21 Dec 2016 Martin Bednorz AbanteCart 1.2.8 - Multiple SQL Injections
20 Dec 2016 Martin Bednorz Kliqqi From Cross-Site Request Forgery to Code Execution
19 Dec 2016 Robin Peraglie osClass 3.6.1: Remote Code Execution via Image File
18 Dec 2016 Daniel Peeren Continuous Integration - Jenkins at your service
17 Dec 2016 Johannes Dahse OpenConf 5.30 - Multi-Step Remote Command Execution
16 Dec 2016 Robin Peraglie Redaxo 5.2.0: Remote Code Execution via CSRF
15 Dec 2016 Dennis Detering Guest Post: Vtiger 6.5.0 - SQL Injection
14 Dec 2016 Hendrik Buchwald The State of Wordpress Security
13 Dec 2016 Johannes Dahse phpBB 2.0.23 - From Variable Tampering to SQL Injection
12 Dec 2016 Martin Bednorz Teampass Unauthenticated SQL Injection
11 Dec 2016 Daniel Peeren Rescanning Applications with RIPS
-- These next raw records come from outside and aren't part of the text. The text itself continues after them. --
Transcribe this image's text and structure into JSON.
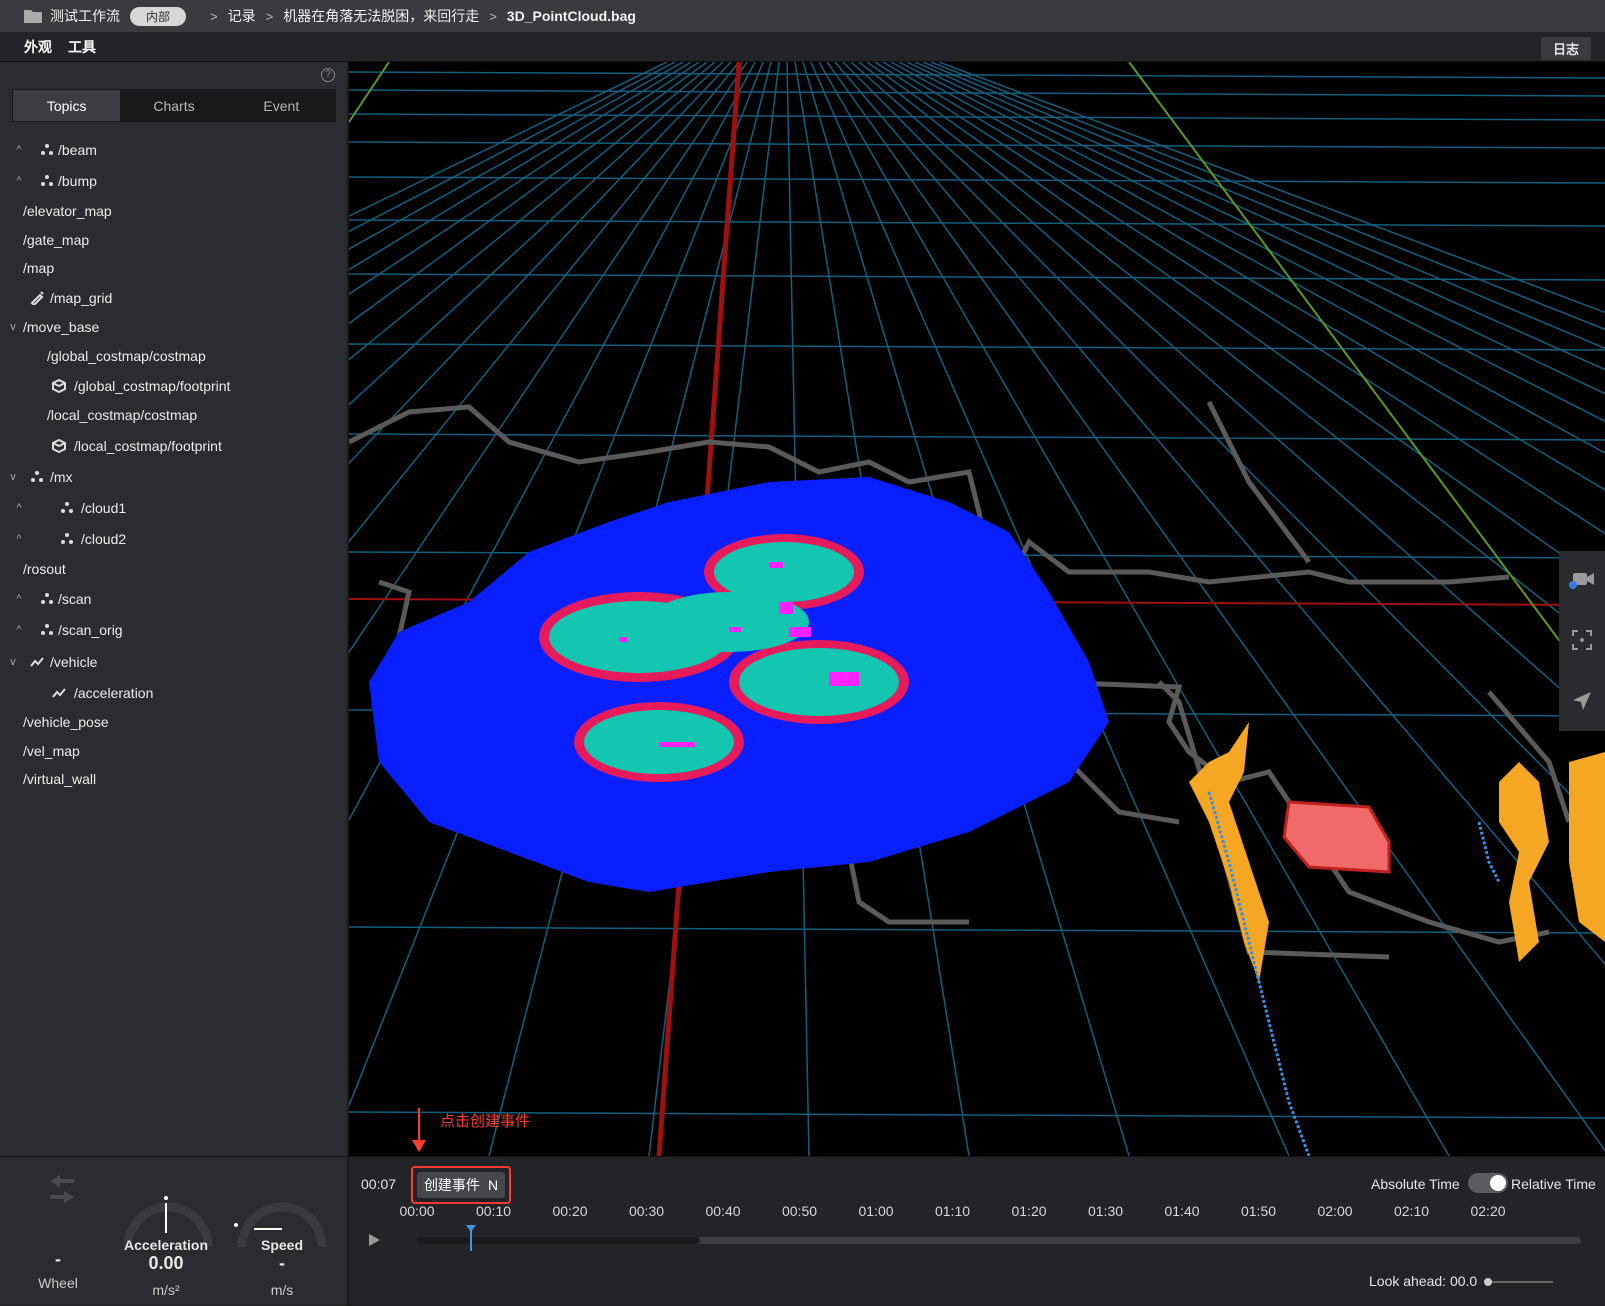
{
  "titlebar": {
    "folder_name": "测试工作流",
    "badge": "内部",
    "crumb1": "记录",
    "crumb2": "机器在角落无法脱困，来回行走",
    "crumb3": "3D_PointCloud.bag",
    "sep": ">"
  },
  "menubar": {
    "appearance": "外观",
    "tools": "工具",
    "log": "日志"
  },
  "sidebar": {
    "help": "?",
    "tabs": [
      "Topics",
      "Charts",
      "Event"
    ],
    "active_tab": "Topics",
    "topics": [
      {
        "label": "/beam",
        "icon": "points-icon",
        "chevron": "^"
      },
      {
        "label": "/bump",
        "icon": "points-icon",
        "chevron": "^"
      },
      {
        "label": "/elevator_map",
        "icon": "",
        "chevron": ""
      },
      {
        "label": "/gate_map",
        "icon": "",
        "chevron": ""
      },
      {
        "label": "/map",
        "icon": "",
        "chevron": ""
      },
      {
        "label": "/map_grid",
        "icon": "pen-icon",
        "chevron": ""
      },
      {
        "label": "/move_base",
        "icon": "",
        "chevron": "v"
      },
      {
        "label": "/global_costmap/costmap",
        "icon": "",
        "chevron": ""
      },
      {
        "label": "/global_costmap/footprint",
        "icon": "cube-icon",
        "chevron": ""
      },
      {
        "label": "/local_costmap/costmap",
        "icon": "",
        "chevron": ""
      },
      {
        "label": "/local_costmap/footprint",
        "icon": "cube-icon",
        "chevron": ""
      },
      {
        "label": "/mx",
        "icon": "points-icon",
        "chevron": "v"
      },
      {
        "label": "/cloud1",
        "icon": "points-icon",
        "chevron": "^"
      },
      {
        "label": "/cloud2",
        "icon": "points-icon",
        "chevron": "^"
      },
      {
        "label": "/rosout",
        "icon": "",
        "chevron": ""
      },
      {
        "label": "/scan",
        "icon": "points-icon",
        "chevron": "^"
      },
      {
        "label": "/scan_orig",
        "icon": "points-icon",
        "chevron": "^"
      },
      {
        "label": "/vehicle",
        "icon": "line-chart-icon",
        "chevron": "v"
      },
      {
        "label": "/acceleration",
        "icon": "line-chart-icon",
        "chevron": ""
      },
      {
        "label": "/vehicle_pose",
        "icon": "",
        "chevron": ""
      },
      {
        "label": "/vel_map",
        "icon": "",
        "chevron": ""
      },
      {
        "label": "/virtual_wall",
        "icon": "",
        "chevron": ""
      }
    ]
  },
  "annotation": {
    "text": "点击创建事件"
  },
  "gauges": {
    "wheel_value": "-",
    "wheel_label": "Wheel",
    "accel_label": "Acceleration",
    "accel_value": "0.00",
    "accel_unit": "m/s²",
    "speed_label": "Speed",
    "speed_value": "-",
    "speed_unit": "m/s"
  },
  "timeline": {
    "current_time": "00:07",
    "create_event_label": "创建事件",
    "create_event_shortcut": "N",
    "absolute_time": "Absolute Time",
    "relative_time": "Relative Time",
    "relative_time_enabled": true,
    "ticks": [
      "00:00",
      "00:10",
      "00:20",
      "00:30",
      "00:40",
      "00:50",
      "01:00",
      "01:10",
      "01:20",
      "01:30",
      "01:40",
      "01:50",
      "02:00",
      "02:10",
      "02:20"
    ],
    "playhead_seconds": 7,
    "buffered_seconds": 37,
    "tick_step_seconds": 10,
    "look_ahead_label": "Look ahead: 00.0",
    "look_ahead_value": 0.0
  },
  "colors": {
    "costmap_blue": "#0a1fff",
    "costmap_teal": "#12c6b0",
    "costmap_magenta": "#ff22ff",
    "obstacle_red": "#ff3b30",
    "footprint_fill": "#f06a6a",
    "pointcloud_orange": "#f5a623",
    "grid_blue": "#13607e",
    "axis_red": "#a01010",
    "axis_green": "#5a9a20",
    "playhead_blue": "#4a90e2"
  }
}
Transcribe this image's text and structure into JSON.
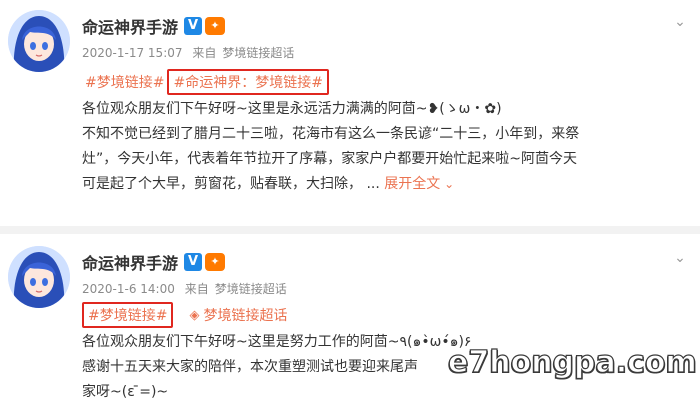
{
  "posts": [
    {
      "username": "命运神界手游",
      "verified_mark": "V",
      "badge_icon": "vip-badge-icon",
      "meta": {
        "datetime": "2020-1-17 15:07",
        "source_prefix": "来自",
        "source": "梦境链接超话"
      },
      "tags": [
        "#梦境链接#",
        "#命运神界：梦境链接#"
      ],
      "lines": [
        "各位观众朋友们下午好呀~这里是永远活力满满的阿茴~❥(ゝω・✿)",
        "不知不觉已经到了腊月二十三啦，花海市有这么一条民谚“二十三，小年到，来祭",
        "灶”，今天小年，代表着年节拉开了序幕，家家户户都要开始忙起来啦~阿茴今天",
        "可是起了个大早，剪窗花，贴春联，大扫除，  ..."
      ],
      "expand_label": "展开全文"
    },
    {
      "username": "命运神界手游",
      "verified_mark": "V",
      "badge_icon": "vip-badge-icon",
      "meta": {
        "datetime": "2020-1-6 14:00",
        "source_prefix": "来自",
        "source": "梦境链接超话"
      },
      "tags": [
        "#梦境链接#"
      ],
      "super_topic": "梦境链接超话",
      "lines": [
        "各位观众朋友们下午好呀~这里是努力工作的阿茴~٩(๑•̀ω•́๑)۶",
        "感谢十五天来大家的陪伴，本次重塑测试也要迎来尾声",
        "家呀~(ε ̄=)~"
      ]
    }
  ],
  "icons": {
    "more": "chevron-down-icon",
    "super_topic": "super-topic-diamond-icon"
  },
  "colors": {
    "link": "#eb7350",
    "highlight_box": "#e0271f",
    "verified": "#1e88e5"
  },
  "watermark": "e7hongpa.com"
}
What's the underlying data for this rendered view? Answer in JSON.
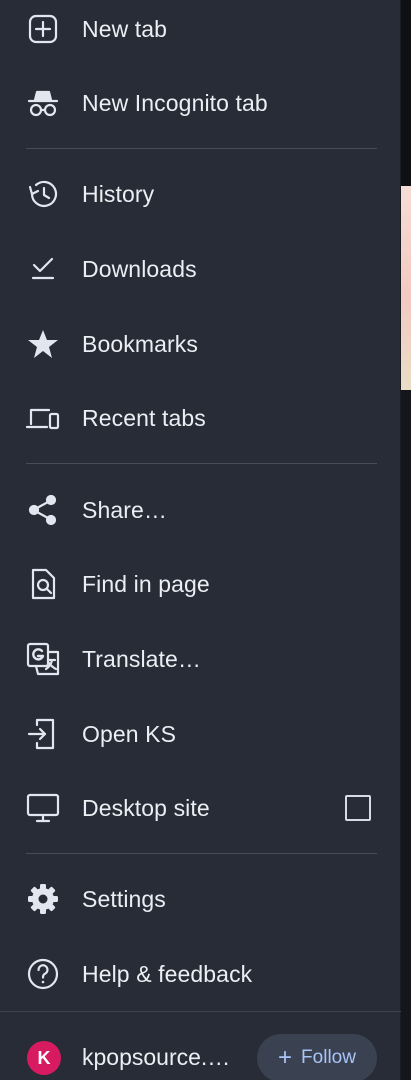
{
  "menu": {
    "items": [
      {
        "label": "New tab",
        "icon": "add-box-icon"
      },
      {
        "label": "New Incognito tab",
        "icon": "incognito-icon"
      },
      {
        "label": "History",
        "icon": "history-icon"
      },
      {
        "label": "Downloads",
        "icon": "download-check-icon"
      },
      {
        "label": "Bookmarks",
        "icon": "star-icon"
      },
      {
        "label": "Recent tabs",
        "icon": "devices-icon"
      },
      {
        "label": "Share…",
        "icon": "share-icon"
      },
      {
        "label": "Find in page",
        "icon": "find-in-page-icon"
      },
      {
        "label": "Translate…",
        "icon": "translate-icon"
      },
      {
        "label": "Open KS",
        "icon": "open-in-app-icon"
      },
      {
        "label": "Desktop site",
        "icon": "desktop-icon",
        "checked": false
      },
      {
        "label": "Settings",
        "icon": "gear-icon"
      },
      {
        "label": "Help & feedback",
        "icon": "help-icon"
      }
    ]
  },
  "footer": {
    "avatar_letter": "K",
    "avatar_color": "#d81b60",
    "site_name": "kpopsource.…",
    "follow_label": "Follow"
  }
}
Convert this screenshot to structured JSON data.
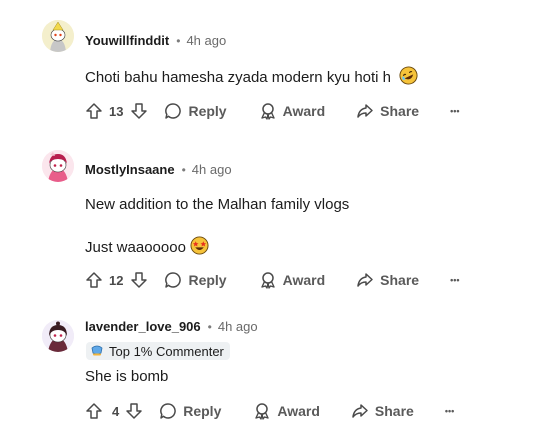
{
  "comments": [
    {
      "author": "Youwillfinddit",
      "time": "4h ago",
      "text": "Choti bahu hamesha zyada modern kyu hoti h",
      "emoji": "rofl-emoji",
      "votes": "13",
      "reply_label": "Reply",
      "award_label": "Award",
      "share_label": "Share",
      "more_label": "•••"
    },
    {
      "author": "MostlyInsaane",
      "time": "4h ago",
      "text": "New addition to the Malhan family vlogs",
      "text2": "Just waaooooo",
      "emoji": "star-struck-emoji",
      "votes": "12",
      "reply_label": "Reply",
      "award_label": "Award",
      "share_label": "Share",
      "more_label": "•••"
    },
    {
      "author": "lavender_love_906",
      "time": "4h ago",
      "badge": "Top 1% Commenter",
      "text": "She is bomb",
      "votes": "4",
      "reply_label": "Reply",
      "award_label": "Award",
      "share_label": "Share",
      "more_label": "•••"
    }
  ],
  "separator": "•",
  "colors": {
    "text": "#1c1c1c",
    "muted": "#6a6a6a",
    "badge_bg": "#eef1f3"
  }
}
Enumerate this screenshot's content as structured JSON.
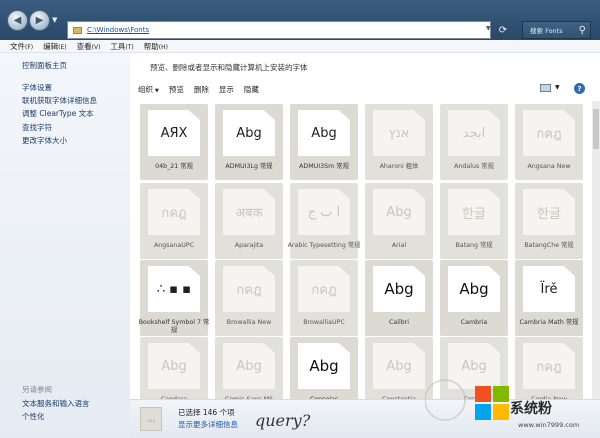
{
  "address": {
    "path": "C:\\Windows\\Fonts"
  },
  "search": {
    "placeholder": "搜索 Fonts"
  },
  "menu": [
    {
      "label": "文件",
      "accel": "(F)"
    },
    {
      "label": "编辑",
      "accel": "(E)"
    },
    {
      "label": "查看",
      "accel": "(V)"
    },
    {
      "label": "工具",
      "accel": "(T)"
    },
    {
      "label": "帮助",
      "accel": "(H)"
    }
  ],
  "sidebar": {
    "home": "控制面板主页",
    "links": [
      "字体设置",
      "联机获取字体详细信息",
      "调整 ClearType 文本",
      "查找字符",
      "更改字体大小"
    ],
    "see_also": "另请参阅",
    "bottom_links": [
      "文本服务和输入语言",
      "个性化"
    ]
  },
  "main": {
    "description": "预览、删除或者显示和隐藏计算机上安装的字体",
    "toolbar": {
      "organize": "组织",
      "preview": "预览",
      "delete": "删除",
      "show": "显示",
      "hide": "隐藏"
    }
  },
  "fonts": [
    {
      "name": "04b_21 常规",
      "sample": "ΑЯΧ",
      "style": "h"
    },
    {
      "name": "ADMUI3Lg 常规",
      "sample": "Abg",
      "style": "h"
    },
    {
      "name": "ADMUI3Sm 常规",
      "sample": "Abg",
      "style": "h"
    },
    {
      "name": "Aharoni 粗体",
      "sample": "אנץ",
      "style": "s"
    },
    {
      "name": "Andalus 常规",
      "sample": "ابجد",
      "style": "s"
    },
    {
      "name": "Angsana New",
      "sample": "กคฎ",
      "style": "s"
    },
    {
      "name": "AngsanaUPC",
      "sample": "กคฎ",
      "style": "s"
    },
    {
      "name": "Aparajita",
      "sample": "अबक",
      "style": "s"
    },
    {
      "name": "Arabic Typesetting 常规",
      "sample": "ا ب ج",
      "style": "s"
    },
    {
      "name": "Arial",
      "sample": "Abg",
      "style": "s"
    },
    {
      "name": "Batang 常规",
      "sample": "한글",
      "style": "s"
    },
    {
      "name": "BatangChe 常规",
      "sample": "한글",
      "style": "s"
    },
    {
      "name": "Bookshelf Symbol 7 常规",
      "sample": "∴ ▪ ▪",
      "style": "h"
    },
    {
      "name": "Browallia New",
      "sample": "กคฎ",
      "style": "s"
    },
    {
      "name": "BrowalliaUPC",
      "sample": "กคฎ",
      "style": "s"
    },
    {
      "name": "Calibri",
      "sample": "Abg",
      "style": "stack"
    },
    {
      "name": "Cambria",
      "sample": "Abg",
      "style": "stack"
    },
    {
      "name": "Cambria Math 常规",
      "sample": "Ïrě",
      "style": "h"
    },
    {
      "name": "Candara",
      "sample": "Abg",
      "style": "s"
    },
    {
      "name": "Comic Sans MS",
      "sample": "Abg",
      "style": "s"
    },
    {
      "name": "Consolas",
      "sample": "Abg",
      "style": "stack"
    },
    {
      "name": "Constantia",
      "sample": "Abg",
      "style": "s"
    },
    {
      "name": "Corbel",
      "sample": "Abg",
      "style": "s"
    },
    {
      "name": "Cordia New",
      "sample": "กคฎ",
      "style": "s"
    }
  ],
  "status": {
    "thumb_label": "กคฎ",
    "selected": "已选择 146 个项",
    "more_details": "显示更多详细信息",
    "handwriting": "query?"
  },
  "watermark": {
    "text": "系统粉",
    "url": "www.win7999.com"
  }
}
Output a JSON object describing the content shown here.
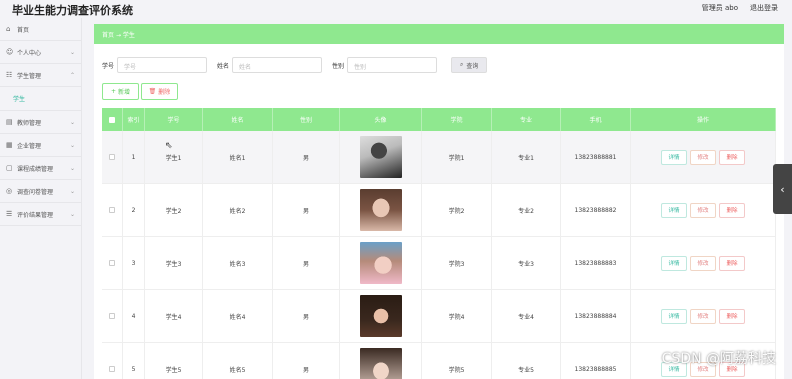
{
  "app": {
    "title": "毕业生能力调查评价系统"
  },
  "topbar": {
    "user": "管理员 abo",
    "logout": "退出登录"
  },
  "sidebar": {
    "items": [
      {
        "label": "首页",
        "icon": "home-icon"
      },
      {
        "label": "个人中心",
        "icon": "user-icon"
      },
      {
        "label": "学生管理",
        "icon": "users-icon"
      },
      {
        "label": "教师管理",
        "icon": "teacher-icon"
      },
      {
        "label": "企业管理",
        "icon": "building-icon"
      },
      {
        "label": "课程成绩管理",
        "icon": "book-icon"
      },
      {
        "label": "调查问卷管理",
        "icon": "survey-icon"
      },
      {
        "label": "评价结果管理",
        "icon": "result-icon"
      }
    ],
    "sub_item": "学生"
  },
  "breadcrumb": {
    "home": "首页",
    "sep": "→",
    "current": "学生"
  },
  "search": {
    "fields": [
      {
        "label": "学号",
        "placeholder": "学号"
      },
      {
        "label": "姓名",
        "placeholder": "姓名"
      },
      {
        "label": "性别",
        "placeholder": "性别"
      }
    ],
    "query_button": "查询"
  },
  "actions": {
    "add": "新增",
    "delete": "删除"
  },
  "table": {
    "headers": [
      "",
      "索引",
      "学号",
      "姓名",
      "性别",
      "头像",
      "学院",
      "专业",
      "手机",
      "操作"
    ],
    "rows": [
      {
        "index": "1",
        "student_no": "学生1",
        "name": "姓名1",
        "gender": "男",
        "college": "学院1",
        "major": "专业1",
        "phone": "13823888881"
      },
      {
        "index": "2",
        "student_no": "学生2",
        "name": "姓名2",
        "gender": "男",
        "college": "学院2",
        "major": "专业2",
        "phone": "13823888882"
      },
      {
        "index": "3",
        "student_no": "学生3",
        "name": "姓名3",
        "gender": "男",
        "college": "学院3",
        "major": "专业3",
        "phone": "13823888883"
      },
      {
        "index": "4",
        "student_no": "学生4",
        "name": "姓名4",
        "gender": "男",
        "college": "学院4",
        "major": "专业4",
        "phone": "13823888884"
      },
      {
        "index": "5",
        "student_no": "学生5",
        "name": "姓名5",
        "gender": "男",
        "college": "学院5",
        "major": "专业5",
        "phone": "13823888885"
      }
    ],
    "ops": {
      "view": "详情",
      "edit": "修改",
      "remove": "删除"
    }
  },
  "watermark": "CSDN @阿荔科技"
}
10 Dec 2016 Hendrik Buchwald Non-Exploitable Security Issues
9 Dec 2016 Hendrik Buchwald Precurio 2.1: Remote Command Execution via Xinha Plugin
8 Dec 2016 Martin Bednorz PHPKit 1.6.6: Code Execution for Privileged Users
7 Dec 2016 Hendrik Buchwald Serendipity 2.0.3: From File Upload to Code Execution
6 Dec 2016 Robin Peraglie Roundcube 1.2.2: Command Execution via Email
5 Dec 2016 Hendrik Buchwald Expression Engine 3.4.2: Code Reuse Attack
4 Dec 2016 Johannes Dahse Introducing the RIPS analysis engine
3 Dec 2016 Martin Bednorz eFront 3.6.15: Steal your professors password
2 Dec 2016 Martin Bednorz Coppermine 1.5.42: Second-Order Command Execution
1 Dec 2016 Hendrik Buchwald FreePBX 13: From Cross-Site Scripting to Remote Command Execution
25 Nov 2016 Martin Bednorz Announcing the Advent of PHP Application Vulnerabilities

Disclaimer: The information provided here is for educational purposes only. It is your responsibility to obey all applicable local, state and federal laws. RIPS Technologies GmbH assumes no liability and is not responsible for any misuse or damages caused by direct or indirect use of the information provided.